# [YOUR TASK]
In the listing below, find every line containing "name" and copy it out.

# [DATA]
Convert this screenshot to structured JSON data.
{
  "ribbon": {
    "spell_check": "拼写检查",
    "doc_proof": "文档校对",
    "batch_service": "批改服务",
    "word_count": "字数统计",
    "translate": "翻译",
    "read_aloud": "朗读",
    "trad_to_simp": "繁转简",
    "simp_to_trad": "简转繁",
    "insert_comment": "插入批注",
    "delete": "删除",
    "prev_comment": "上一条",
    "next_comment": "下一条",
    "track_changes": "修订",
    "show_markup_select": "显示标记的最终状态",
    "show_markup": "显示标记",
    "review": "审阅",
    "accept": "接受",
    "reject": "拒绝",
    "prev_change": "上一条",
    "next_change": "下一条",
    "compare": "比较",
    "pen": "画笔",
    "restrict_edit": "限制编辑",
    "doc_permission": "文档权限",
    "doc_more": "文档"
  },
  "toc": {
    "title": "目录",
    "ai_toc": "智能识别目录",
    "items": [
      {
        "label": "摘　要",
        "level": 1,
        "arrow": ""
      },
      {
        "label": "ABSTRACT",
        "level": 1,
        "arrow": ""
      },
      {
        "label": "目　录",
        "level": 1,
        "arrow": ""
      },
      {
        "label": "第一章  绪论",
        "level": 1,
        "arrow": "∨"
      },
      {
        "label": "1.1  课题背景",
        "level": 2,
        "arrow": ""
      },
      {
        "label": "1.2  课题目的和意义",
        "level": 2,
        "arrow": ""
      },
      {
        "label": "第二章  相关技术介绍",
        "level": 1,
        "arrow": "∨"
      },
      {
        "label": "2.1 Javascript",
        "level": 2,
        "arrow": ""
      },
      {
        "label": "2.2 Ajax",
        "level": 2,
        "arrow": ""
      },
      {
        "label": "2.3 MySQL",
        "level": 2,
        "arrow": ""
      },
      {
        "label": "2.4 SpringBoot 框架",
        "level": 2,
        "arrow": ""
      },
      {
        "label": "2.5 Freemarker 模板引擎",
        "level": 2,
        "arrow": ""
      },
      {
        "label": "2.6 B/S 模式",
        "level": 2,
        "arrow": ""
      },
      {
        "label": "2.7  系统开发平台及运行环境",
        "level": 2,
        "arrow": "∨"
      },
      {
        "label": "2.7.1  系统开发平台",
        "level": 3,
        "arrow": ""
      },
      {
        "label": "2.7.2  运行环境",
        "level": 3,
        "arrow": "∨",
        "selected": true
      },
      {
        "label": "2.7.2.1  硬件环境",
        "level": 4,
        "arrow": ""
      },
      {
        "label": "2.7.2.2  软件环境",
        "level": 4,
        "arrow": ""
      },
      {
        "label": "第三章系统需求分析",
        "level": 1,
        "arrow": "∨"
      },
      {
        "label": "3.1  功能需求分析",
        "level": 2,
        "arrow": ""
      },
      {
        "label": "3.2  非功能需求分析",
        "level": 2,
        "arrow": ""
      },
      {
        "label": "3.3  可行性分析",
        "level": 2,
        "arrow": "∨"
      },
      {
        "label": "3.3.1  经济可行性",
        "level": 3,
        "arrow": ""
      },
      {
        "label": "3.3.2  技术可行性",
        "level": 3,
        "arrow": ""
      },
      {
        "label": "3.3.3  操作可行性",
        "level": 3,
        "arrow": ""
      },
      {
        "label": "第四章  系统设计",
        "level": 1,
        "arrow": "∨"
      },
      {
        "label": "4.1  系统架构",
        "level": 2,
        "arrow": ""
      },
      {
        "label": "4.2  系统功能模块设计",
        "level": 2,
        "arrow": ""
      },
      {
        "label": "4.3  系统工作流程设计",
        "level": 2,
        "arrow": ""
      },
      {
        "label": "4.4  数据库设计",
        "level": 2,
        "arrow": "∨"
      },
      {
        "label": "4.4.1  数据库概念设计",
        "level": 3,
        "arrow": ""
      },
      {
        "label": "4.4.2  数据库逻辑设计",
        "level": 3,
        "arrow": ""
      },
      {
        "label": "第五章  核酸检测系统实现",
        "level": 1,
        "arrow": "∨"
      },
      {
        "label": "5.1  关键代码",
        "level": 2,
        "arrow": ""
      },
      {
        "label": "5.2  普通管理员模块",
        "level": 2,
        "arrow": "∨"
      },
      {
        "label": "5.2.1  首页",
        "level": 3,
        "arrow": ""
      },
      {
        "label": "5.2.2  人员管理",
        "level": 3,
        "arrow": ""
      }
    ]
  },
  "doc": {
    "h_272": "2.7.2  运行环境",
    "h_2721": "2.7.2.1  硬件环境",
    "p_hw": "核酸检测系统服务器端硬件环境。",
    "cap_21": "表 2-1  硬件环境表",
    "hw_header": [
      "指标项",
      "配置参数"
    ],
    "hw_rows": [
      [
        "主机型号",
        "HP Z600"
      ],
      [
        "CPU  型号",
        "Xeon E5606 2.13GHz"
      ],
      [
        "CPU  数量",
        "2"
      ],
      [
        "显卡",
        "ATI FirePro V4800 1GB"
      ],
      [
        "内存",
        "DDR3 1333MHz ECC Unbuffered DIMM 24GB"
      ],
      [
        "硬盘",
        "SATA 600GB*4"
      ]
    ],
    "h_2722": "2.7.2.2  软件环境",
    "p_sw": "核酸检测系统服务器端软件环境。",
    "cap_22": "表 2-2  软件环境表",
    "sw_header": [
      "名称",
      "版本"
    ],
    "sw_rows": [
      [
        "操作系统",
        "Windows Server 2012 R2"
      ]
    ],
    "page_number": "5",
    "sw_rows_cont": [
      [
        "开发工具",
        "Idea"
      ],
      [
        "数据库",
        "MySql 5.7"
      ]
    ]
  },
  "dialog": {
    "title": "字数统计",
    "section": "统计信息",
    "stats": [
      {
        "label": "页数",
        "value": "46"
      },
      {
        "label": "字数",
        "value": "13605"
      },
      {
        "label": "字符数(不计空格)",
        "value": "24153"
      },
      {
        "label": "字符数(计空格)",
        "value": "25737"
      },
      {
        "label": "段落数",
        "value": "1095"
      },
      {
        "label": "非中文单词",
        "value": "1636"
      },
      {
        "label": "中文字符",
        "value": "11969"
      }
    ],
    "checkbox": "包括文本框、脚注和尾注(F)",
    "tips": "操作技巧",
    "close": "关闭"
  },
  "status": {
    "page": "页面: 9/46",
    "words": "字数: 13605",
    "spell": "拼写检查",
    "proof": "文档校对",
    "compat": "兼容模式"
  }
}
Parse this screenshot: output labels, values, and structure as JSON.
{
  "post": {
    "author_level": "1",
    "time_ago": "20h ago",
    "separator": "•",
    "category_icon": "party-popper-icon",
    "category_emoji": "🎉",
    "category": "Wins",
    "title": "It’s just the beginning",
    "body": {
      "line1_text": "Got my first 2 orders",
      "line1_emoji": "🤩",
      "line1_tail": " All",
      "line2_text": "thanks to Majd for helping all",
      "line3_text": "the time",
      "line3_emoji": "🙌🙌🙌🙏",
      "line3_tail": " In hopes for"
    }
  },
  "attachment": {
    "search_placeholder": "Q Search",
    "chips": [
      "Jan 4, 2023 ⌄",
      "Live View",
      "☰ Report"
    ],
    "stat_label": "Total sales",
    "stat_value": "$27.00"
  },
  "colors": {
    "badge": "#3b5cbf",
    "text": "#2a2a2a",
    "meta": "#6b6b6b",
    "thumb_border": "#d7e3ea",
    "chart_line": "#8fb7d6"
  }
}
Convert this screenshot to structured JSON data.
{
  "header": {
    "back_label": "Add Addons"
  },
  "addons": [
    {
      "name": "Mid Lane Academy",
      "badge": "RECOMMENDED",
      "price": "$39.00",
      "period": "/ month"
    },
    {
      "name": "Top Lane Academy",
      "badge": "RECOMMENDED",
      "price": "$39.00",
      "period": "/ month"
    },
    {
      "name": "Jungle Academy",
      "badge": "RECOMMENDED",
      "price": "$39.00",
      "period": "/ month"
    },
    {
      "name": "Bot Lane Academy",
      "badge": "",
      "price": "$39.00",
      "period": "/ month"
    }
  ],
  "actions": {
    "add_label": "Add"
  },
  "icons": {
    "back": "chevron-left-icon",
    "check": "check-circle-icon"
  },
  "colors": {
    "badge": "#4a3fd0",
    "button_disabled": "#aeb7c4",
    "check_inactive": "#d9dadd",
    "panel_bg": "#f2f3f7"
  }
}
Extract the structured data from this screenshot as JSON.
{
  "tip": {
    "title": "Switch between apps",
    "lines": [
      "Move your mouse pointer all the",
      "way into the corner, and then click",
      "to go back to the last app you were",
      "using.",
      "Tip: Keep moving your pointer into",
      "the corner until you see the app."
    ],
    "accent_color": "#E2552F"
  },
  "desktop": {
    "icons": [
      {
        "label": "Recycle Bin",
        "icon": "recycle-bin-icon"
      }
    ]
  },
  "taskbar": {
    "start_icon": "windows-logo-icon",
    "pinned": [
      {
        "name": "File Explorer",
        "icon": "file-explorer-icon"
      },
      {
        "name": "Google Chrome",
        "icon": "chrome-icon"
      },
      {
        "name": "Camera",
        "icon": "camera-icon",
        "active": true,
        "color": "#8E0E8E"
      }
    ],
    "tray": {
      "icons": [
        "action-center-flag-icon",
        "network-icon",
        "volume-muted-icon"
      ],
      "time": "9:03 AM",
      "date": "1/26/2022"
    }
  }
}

# [PROBLEM SOLUTION]
      "name": "Mid Lane Academy",
      "name": "Top Lane Academy",
      "name": "Jungle Academy",
      "name": "Bot Lane Academy",
        "name": "File Explorer",
        "name": "Google Chrome",
        "name": "Camera",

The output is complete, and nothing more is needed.